The City Council, which was kept in the dark about Kilpatrick’s reasons for settling the lawsuit and never saw the confidential side agreement, voted 7-1 last week to pass an advisory resolution calling for the mayor to resign. It also ordered an investigation of the episode and directed its auditor general to look into spending by the mayor’s office and the city Law Department.
Kilpatrick went on television with his wife in late January and apologized for his conduct, he insists there was no cover-up and has blamed the news media for most of his problems. He accused the Free Press of illegally obtaining the text messages – which the newspaper denies– and accusing the media of conducting a public lynching. He said the text messages and the settlement agreement that concealed them should never have been made public.
He also said the text messages were private even though he signed a policy directive in June 2000 advising city employees that all electronic communications should be considered public.
So far, Kilpatrick has refused to step down, saying he is on a divinely-inspired mission to help rebuild the city. But conviction of a felony would force him to resign.
In honor of this momentous occasion, I give you Atlantic Starr singing that old 80’s jam, Secret Lovers.
Detroit Mayor Kwame Kilpatrick and his chief of staff, Christine Beatty, lied about their relationship last summer during a police whistle-blower trial that has cost the cash-strapped city more than $9 million, according to records obtained by the Free Press.
The false testimony potentially exposes them to perjury charges.
Kwame Kilpatrick and Christine Beatty denied in August testimony that they had a sexual relationship.

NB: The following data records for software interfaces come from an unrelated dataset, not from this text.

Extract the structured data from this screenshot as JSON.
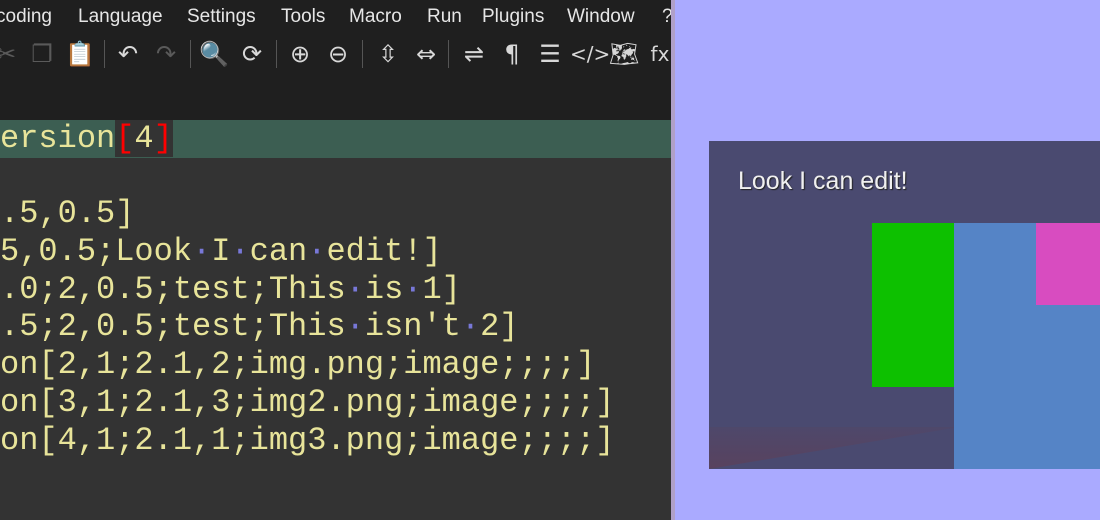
{
  "menu": [
    "coding",
    "Language",
    "Settings",
    "Tools",
    "Macro",
    "Run",
    "Plugins",
    "Window",
    "?"
  ],
  "toolbar": [
    {
      "icon": "cut-icon",
      "glyph": "✂",
      "disabled": true
    },
    {
      "icon": "copy-icon",
      "glyph": "❐",
      "disabled": true
    },
    {
      "icon": "paste-icon",
      "glyph": "📋",
      "disabled": true
    },
    {
      "icon": "undo-icon",
      "glyph": "↶",
      "disabled": false
    },
    {
      "icon": "redo-icon",
      "glyph": "↷",
      "disabled": true
    },
    {
      "icon": "find-icon",
      "glyph": "🔍",
      "disabled": false
    },
    {
      "icon": "replace-icon",
      "glyph": "⟳",
      "disabled": false
    },
    {
      "icon": "zoom-in-icon",
      "glyph": "⊕",
      "disabled": false
    },
    {
      "icon": "zoom-out-icon",
      "glyph": "⊖",
      "disabled": false
    },
    {
      "icon": "sync-vertical-icon",
      "glyph": "⇳",
      "disabled": false
    },
    {
      "icon": "sync-horizontal-icon",
      "glyph": "⇔",
      "disabled": false
    },
    {
      "icon": "word-wrap-icon",
      "glyph": "⇌",
      "disabled": false
    },
    {
      "icon": "show-all-characters-icon",
      "glyph": "¶",
      "disabled": false
    },
    {
      "icon": "indent-guide-icon",
      "glyph": "☰",
      "disabled": false
    },
    {
      "icon": "xml-tag-icon",
      "glyph": "</>",
      "disabled": false
    },
    {
      "icon": "document-map-icon",
      "glyph": "🗺",
      "disabled": false
    },
    {
      "icon": "function-list-icon",
      "glyph": "fx",
      "disabled": false
    }
  ],
  "code": {
    "current_line": {
      "prefix": "ersion",
      "open": "[",
      "inner": "4",
      "close": "]"
    },
    "lines": [
      "",
      ".5,0.5]",
      "5,0.5;Look I can edit!]",
      ".0;2,0.5;test;This is 1]",
      ".5;2,0.5;test;This isn't 2]",
      "on[2,1;2.1,2;img.png;image;;;;]",
      "on[3,1;2.1,3;img2.png;image;;;;]",
      "on[4,1;2.1,1;img3.png;image;;;;]"
    ]
  },
  "preview": {
    "label": "Look I can edit!",
    "colors": {
      "background": "#aaaaff",
      "panel": "#4a4a70",
      "green": "#0dc000",
      "blue": "#5584c6",
      "pink": "#d84cc0"
    }
  }
}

But a series of text messages shows they engaged in romantic banter as well as planned and recounted sexual liaisons.
The text messages are also at odds with the pair’s testimony that they did not fire Deputy Police Chief Gary Brown, who later sued, in 2003. Texts show Christine Beatty recalling the “decision we made to fire Gary Brown.”
The Kilpatrick-Christine Beatty relationship and Gary Brown’s dismissal are central to the whistle-blower suit filed by Brown and Harold Nelthrope.
The two former police officers accuse Kwame Kilpatrick of retaliating against them because of their roles in an internal investigation of the mayor’s security team — a probe that potentially could have exposed his affair with Beatty.
The newspaper examined nearly 14,000 text messages on Christine Beatty’s city-issued phone. The exchanges cover two months each in 2002-2003.
The text messages cover a range of issues, from the daily minutiae of city business to political gossip to the latest doings on American Idol. Kilpatrick, who is married, and Beatty, both 37, exchanged personal messages almost daily, including romantic notes like this one from October 3, 2002 …
Kilpatrick: “I’m madly in love with you.” Beatty: “I hope you feel that way for a long time. In case you haven’t noticed, I am madly in love with you, too!”
Other texts contain sexual content, like this April 8, 2003, exchange:
Beatty: “And, did you miss me, sexually?” Kilpatrick: “Hell yeah! You couldn’t tell. I want some more.”
The city has tried since 2004 to keep the text messages under wraps. It fought in court to keep them from being provided to the legal team for the former cops and went to court this month in an effort to kill a subpeona issued in a Free Press suit to learn more about the settlement.
If Kilpatrick and Beatty are found to have committed perjury, they could face up to 15 years in prison under state law.